An exegetical and personal exploration of infertility and adoption.
A commendation of the classic biblical and traditional Christian ethic regarding sexuality.
A reflection on the ongoing estrangement between the races.
An argument against the Catholic position on contraception.
The recommendations on ministry policy made by the Task Force for the ELCA Studies on Sexuality and coming before the 2009 Churchwide Assembly have provoked disparate responses from differing constituencies within the ELCA. In this article I propose to describe, through a case study, the ways in which the actual recommendations of the task force represent a compromise between two opposing sides.
I argue for a helpful criterion in defining marriage that honors this foundational social relation yet does not exclude persons from it according to their “form.” God‘s call should not be determined according to a static social order that is often defined according to human understandings of physical form. Instead, God’s call to serve our neighbor is the Lutheran criterion that should structure the many relationships in which humans live, including marriage.
What is the bound-conscience and what does it have to do with deciding whether or not the ELCA should accept for ordination gay and lesbian persons in long-term, monogamous, faithful relationships? In this article, I ask whether or not we might do better to speak of a “liberated conscience” as opposed to a “bound” one in relationship to this question.

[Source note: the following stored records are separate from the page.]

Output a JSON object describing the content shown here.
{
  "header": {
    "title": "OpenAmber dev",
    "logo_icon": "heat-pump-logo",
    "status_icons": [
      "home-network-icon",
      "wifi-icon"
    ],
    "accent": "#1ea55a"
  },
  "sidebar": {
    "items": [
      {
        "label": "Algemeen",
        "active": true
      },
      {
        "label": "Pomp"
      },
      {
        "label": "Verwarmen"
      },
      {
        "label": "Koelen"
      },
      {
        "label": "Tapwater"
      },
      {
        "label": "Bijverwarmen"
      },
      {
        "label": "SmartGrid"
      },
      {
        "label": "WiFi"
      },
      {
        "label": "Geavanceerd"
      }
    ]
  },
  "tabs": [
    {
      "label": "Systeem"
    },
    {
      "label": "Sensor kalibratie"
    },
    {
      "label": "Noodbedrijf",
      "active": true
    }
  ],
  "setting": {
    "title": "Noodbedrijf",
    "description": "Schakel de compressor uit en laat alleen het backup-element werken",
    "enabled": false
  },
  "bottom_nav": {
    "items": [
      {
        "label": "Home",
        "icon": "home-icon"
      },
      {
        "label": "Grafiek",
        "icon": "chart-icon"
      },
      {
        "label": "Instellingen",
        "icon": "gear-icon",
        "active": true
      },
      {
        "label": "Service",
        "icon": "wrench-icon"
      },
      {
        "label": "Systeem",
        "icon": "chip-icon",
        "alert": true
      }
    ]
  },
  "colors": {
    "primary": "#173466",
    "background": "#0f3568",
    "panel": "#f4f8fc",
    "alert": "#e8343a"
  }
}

Examining such texts as Jesus and the Samaritan woman in John 4, this essay surveys biblical treatments of the ethnic and religious “other” to provide resources for a current day hermeneutics of dialogue.
The article summarizes the strengths and weaknesses of the Evangelical Lutheran Church in America on the occasion of the church’s 20th anniversary, highlights the increasing diversity in the denomination, and emphasizes the importance of the strong ecumenical work that continues to take place, both nationally and internationally. Commitments to social justice, global connectedness and economic stewardship are also discussed.
In the aftermath of the first Persian Gulf War, the authors describe economic and political characteristics of the Arab Middle East, the effects of that 1991 conflict, and Arab aspirations for change. Also explored are potential positive roles for American churches and Christians.